Options apply from the point they occur onward until either the file ends or the same setting is changed. For instance, only the second run command in this example will print verbose debugging information.

sig Node {edges: set Node}
run {}
option verbose 10
run {}
option verbose 1
run {}

Custom Solvers

Forge can use a solver of your choice to produce instances; this is most often used to experiment with the solver you build in the DPLL homework. There are a few factors to be aware of.


While the "Next" button will be enabled in Sterling, the custom solver functionlity will always return the first instance found by the custom solver. There is also no support for unsatisfiable-core extraction; the custom solver will only report "unsat" for an unsatisfiable problem.


To invoke a custom solver, provide a double-quoted filepath literal as the solver name:

option solver "<filepath-to-solver>"

Note that:

  • the file must exist at the path specified;
  • the file must be executable;
  • the file must implement the DIMACS input/output format given in the DPLL assignment stencil;
  • if the file is a script using a #! preamble, the preamble must point to the correct location. E.g., if the file is a Python script that begins with #!/usr/bin/python3, your Python 3 executable must reside at /usr/bin/python3.
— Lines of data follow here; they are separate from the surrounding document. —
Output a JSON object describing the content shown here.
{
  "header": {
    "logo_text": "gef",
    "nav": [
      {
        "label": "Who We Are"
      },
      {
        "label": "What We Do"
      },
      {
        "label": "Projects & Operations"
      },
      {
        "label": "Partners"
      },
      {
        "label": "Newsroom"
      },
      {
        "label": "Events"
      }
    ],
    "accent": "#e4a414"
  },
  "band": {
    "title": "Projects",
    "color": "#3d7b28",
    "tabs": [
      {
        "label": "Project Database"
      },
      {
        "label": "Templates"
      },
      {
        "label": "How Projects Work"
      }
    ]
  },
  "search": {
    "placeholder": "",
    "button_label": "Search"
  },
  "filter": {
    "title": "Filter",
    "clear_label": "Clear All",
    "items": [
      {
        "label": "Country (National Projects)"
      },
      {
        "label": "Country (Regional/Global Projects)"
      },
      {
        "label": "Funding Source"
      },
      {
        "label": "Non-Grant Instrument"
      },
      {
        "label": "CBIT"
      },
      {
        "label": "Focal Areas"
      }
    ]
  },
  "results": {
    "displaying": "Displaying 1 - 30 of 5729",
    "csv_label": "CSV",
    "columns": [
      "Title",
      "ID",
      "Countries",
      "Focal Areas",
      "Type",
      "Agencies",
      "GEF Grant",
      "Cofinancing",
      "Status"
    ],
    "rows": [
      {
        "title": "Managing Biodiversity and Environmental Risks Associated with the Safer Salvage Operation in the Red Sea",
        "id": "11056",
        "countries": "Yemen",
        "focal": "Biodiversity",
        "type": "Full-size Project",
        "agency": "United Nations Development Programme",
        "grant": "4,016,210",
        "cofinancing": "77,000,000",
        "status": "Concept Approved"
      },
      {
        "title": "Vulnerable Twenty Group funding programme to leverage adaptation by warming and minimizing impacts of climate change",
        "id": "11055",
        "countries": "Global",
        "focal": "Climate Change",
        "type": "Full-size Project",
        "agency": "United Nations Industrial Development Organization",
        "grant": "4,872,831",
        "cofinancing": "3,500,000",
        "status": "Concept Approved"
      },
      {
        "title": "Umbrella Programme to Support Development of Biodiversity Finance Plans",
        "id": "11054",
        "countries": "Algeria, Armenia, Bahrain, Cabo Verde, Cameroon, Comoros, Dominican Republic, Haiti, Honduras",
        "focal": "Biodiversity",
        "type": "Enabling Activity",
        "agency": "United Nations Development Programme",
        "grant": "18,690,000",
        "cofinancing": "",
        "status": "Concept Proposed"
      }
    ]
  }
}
The solver engine doesn't return rich information in the case of failure. Should any of these conditions not be met, you'll see a generic Pardinus crash error.


If you're using Windows directly (rather than the Linux subsystem), extensions like .py will not be treated as executable. It may be useful to create a batch file (.bat extension) that invokes your solver, and give that batch file as the path in option solver instead.


If you want to create a batch script on MacOS or Linux, you might try something like this in a run.sh file:

python3 solver.py $1

On windows, you could try something like this, in a run.bat file:

python3 solver.py %1

You might then invoke your solver via a .frg file like this:

#lang forge

-- MacOS or Linux:
option solver "./run.sh"

-- Windows:
-- option solver "./run.bat"

sig Node {edges: set Node}

test expect {
    s: {some edges} for 1 Node is sat
    u: {no edges 
        all n: Node | some n.edges} for exactly 1 Node is unsat

-- This will work, but will only ever show one instance:
--run {}

If your script can be executed directly, then you can replace ./run.sh in the above with the path to your script, including filename. On Windows, you will only be able to reference .bat or .exe files in your Forge solver option.